══ Given data

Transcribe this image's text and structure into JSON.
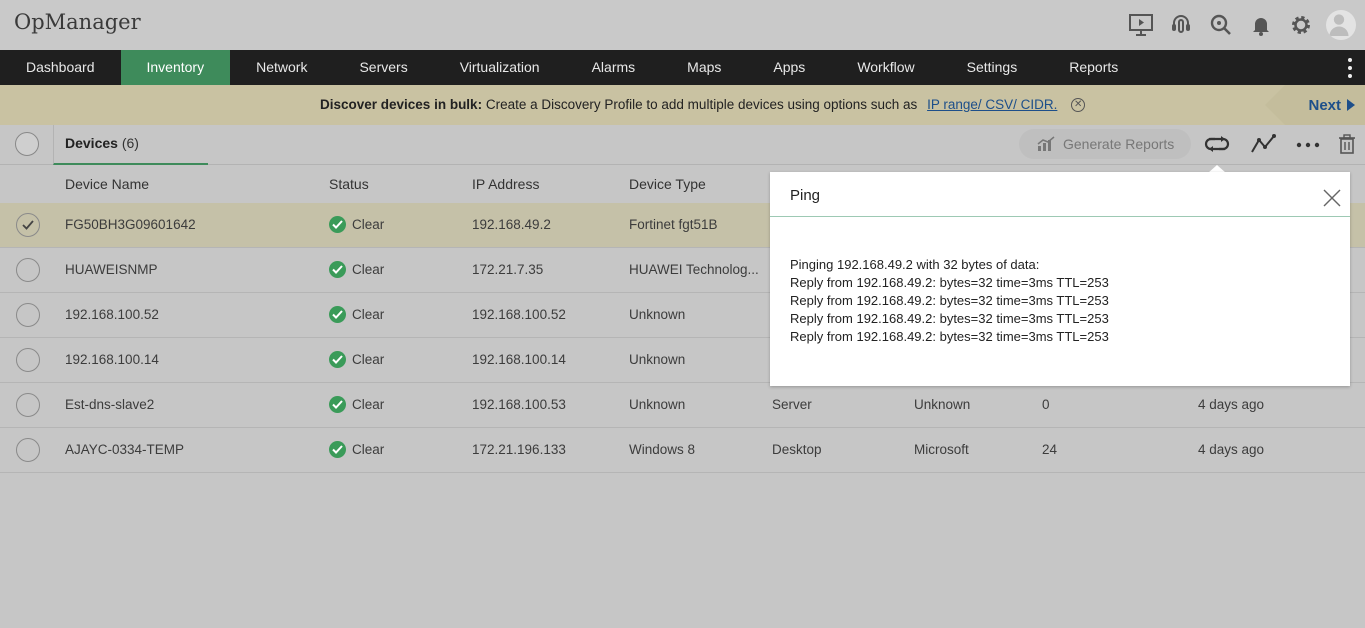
{
  "app": {
    "title": "OpManager"
  },
  "nav": {
    "items": [
      {
        "label": "Dashboard",
        "active": false
      },
      {
        "label": "Inventory",
        "active": true
      },
      {
        "label": "Network",
        "active": false
      },
      {
        "label": "Servers",
        "active": false
      },
      {
        "label": "Virtualization",
        "active": false
      },
      {
        "label": "Alarms",
        "active": false
      },
      {
        "label": "Maps",
        "active": false
      },
      {
        "label": "Apps",
        "active": false
      },
      {
        "label": "Workflow",
        "active": false
      },
      {
        "label": "Settings",
        "active": false
      },
      {
        "label": "Reports",
        "active": false
      }
    ]
  },
  "banner": {
    "bold": "Discover devices in bulk:",
    "text": "Create a Discovery Profile to add multiple devices using options such as",
    "link": "IP range/ CSV/ CIDR.",
    "next": "Next"
  },
  "toolbar": {
    "tab_label": "Devices",
    "tab_count": "(6)",
    "generate_reports": "Generate Reports"
  },
  "table": {
    "headers": {
      "name": "Device Name",
      "status": "Status",
      "ip": "IP Address",
      "type": "Device Type"
    },
    "rows": [
      {
        "name": "FG50BH3G09601642",
        "status": "Clear",
        "ip": "192.168.49.2",
        "type": "Fortinet fgt51B",
        "category": "",
        "vendor": "",
        "interfaces": "",
        "added": "",
        "selected": true
      },
      {
        "name": "HUAWEISNMP",
        "status": "Clear",
        "ip": "172.21.7.35",
        "type": "HUAWEI Technolog...",
        "category": "",
        "vendor": "",
        "interfaces": "",
        "added": "",
        "selected": false
      },
      {
        "name": "192.168.100.52",
        "status": "Clear",
        "ip": "192.168.100.52",
        "type": "Unknown",
        "category": "",
        "vendor": "",
        "interfaces": "",
        "added": "",
        "selected": false
      },
      {
        "name": "192.168.100.14",
        "status": "Clear",
        "ip": "192.168.100.14",
        "type": "Unknown",
        "category": "",
        "vendor": "",
        "interfaces": "",
        "added": "",
        "selected": false
      },
      {
        "name": "Est-dns-slave2",
        "status": "Clear",
        "ip": "192.168.100.53",
        "type": "Unknown",
        "category": "Server",
        "vendor": "Unknown",
        "interfaces": "0",
        "added": "4 days ago",
        "selected": false
      },
      {
        "name": "AJAYC-0334-TEMP",
        "status": "Clear",
        "ip": "172.21.196.133",
        "type": "Windows 8",
        "category": "Desktop",
        "vendor": "Microsoft",
        "interfaces": "24",
        "added": "4 days ago",
        "selected": false
      }
    ]
  },
  "ping": {
    "title": "Ping",
    "lines": [
      "Pinging 192.168.49.2 with 32 bytes of data:",
      "Reply from 192.168.49.2: bytes=32 time=3ms TTL=253",
      "Reply from 192.168.49.2: bytes=32 time=3ms TTL=253",
      "Reply from 192.168.49.2: bytes=32 time=3ms TTL=253",
      "Reply from 192.168.49.2: bytes=32 time=3ms TTL=253"
    ]
  },
  "icons": {
    "top": [
      "presentation-icon",
      "support-headset-icon",
      "search-icon",
      "bell-icon",
      "gear-icon"
    ],
    "toolbar": [
      "generate-reports-icon",
      "sync-icon",
      "graph-icon",
      "more-icon",
      "trash-icon"
    ]
  },
  "colors": {
    "accent": "#3e8b5b",
    "status_clear": "#3a9b59",
    "link": "#1d4f8a",
    "navbar": "#1f1f1f"
  }
}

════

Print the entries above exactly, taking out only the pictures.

§ **Written answer**
Transcribe this image's text and structure into JSON.
{
  "app": {
    "title": "OpManager"
  },
  "nav": {
    "items": [
      {
        "label": "Dashboard",
        "active": false
      },
      {
        "label": "Inventory",
        "active": true
      },
      {
        "label": "Network",
        "active": false
      },
      {
        "label": "Servers",
        "active": false
      },
      {
        "label": "Virtualization",
        "active": false
      },
      {
        "label": "Alarms",
        "active": false
      },
      {
        "label": "Maps",
        "active": false
      },
      {
        "label": "Apps",
        "active": false
      },
      {
        "label": "Workflow",
        "active": false
      },
      {
        "label": "Settings",
        "active": false
      },
      {
        "label": "Reports",
        "active": false
      }
    ]
  },
  "banner": {
    "bold": "Discover devices in bulk:",
    "text": "Create a Discovery Profile to add multiple devices using options such as",
    "link": "IP range/ CSV/ CIDR.",
    "next": "Next"
  },
  "toolbar": {
    "tab_label": "Devices",
    "tab_count": "(6)",
    "generate_reports": "Generate Reports"
  },
  "table": {
    "headers": {
      "name": "Device Name",
      "status": "Status",
      "ip": "IP Address",
      "type": "Device Type"
    },
    "rows": [
      {
        "name": "FG50BH3G09601642",
        "status": "Clear",
        "ip": "192.168.49.2",
        "type": "Fortinet fgt51B",
        "category": "",
        "vendor": "",
        "interfaces": "",
        "added": "",
        "selected": true
      },
      {
        "name": "HUAWEISNMP",
        "status": "Clear",
        "ip": "172.21.7.35",
        "type": "HUAWEI Technolog...",
        "category": "",
        "vendor": "",
        "interfaces": "",
        "added": "",
        "selected": false
      },
      {
        "name": "192.168.100.52",
        "status": "Clear",
        "ip": "192.168.100.52",
        "type": "Unknown",
        "category": "",
        "vendor": "",
        "interfaces": "",
        "added": "",
        "selected": false
      },
      {
        "name": "192.168.100.14",
        "status": "Clear",
        "ip": "192.168.100.14",
        "type": "Unknown",
        "category": "",
        "vendor": "",
        "interfaces": "",
        "added": "",
        "selected": false
      },
      {
        "name": "Est-dns-slave2",
        "status": "Clear",
        "ip": "192.168.100.53",
        "type": "Unknown",
        "category": "Server",
        "vendor": "Unknown",
        "interfaces": "0",
        "added": "4 days ago",
        "selected": false
      },
      {
        "name": "AJAYC-0334-TEMP",
        "status": "Clear",
        "ip": "172.21.196.133",
        "type": "Windows 8",
        "category": "Desktop",
        "vendor": "Microsoft",
        "interfaces": "24",
        "added": "4 days ago",
        "selected": false
      }
    ]
  },
  "ping": {
    "title": "Ping",
    "lines": [
      "Pinging 192.168.49.2 with 32 bytes of data:",
      "Reply from 192.168.49.2: bytes=32 time=3ms TTL=253",
      "Reply from 192.168.49.2: bytes=32 time=3ms TTL=253",
      "Reply from 192.168.49.2: bytes=32 time=3ms TTL=253",
      "Reply from 192.168.49.2: bytes=32 time=3ms TTL=253"
    ]
  },
  "icons": {
    "top": [
      "presentation-icon",
      "support-headset-icon",
      "search-icon",
      "bell-icon",
      "gear-icon"
    ],
    "toolbar": [
      "generate-reports-icon",
      "sync-icon",
      "graph-icon",
      "more-icon",
      "trash-icon"
    ]
  },
  "colors": {
    "accent": "#3e8b5b",
    "status_clear": "#3a9b59",
    "link": "#1d4f8a",
    "navbar": "#1f1f1f"
  }
}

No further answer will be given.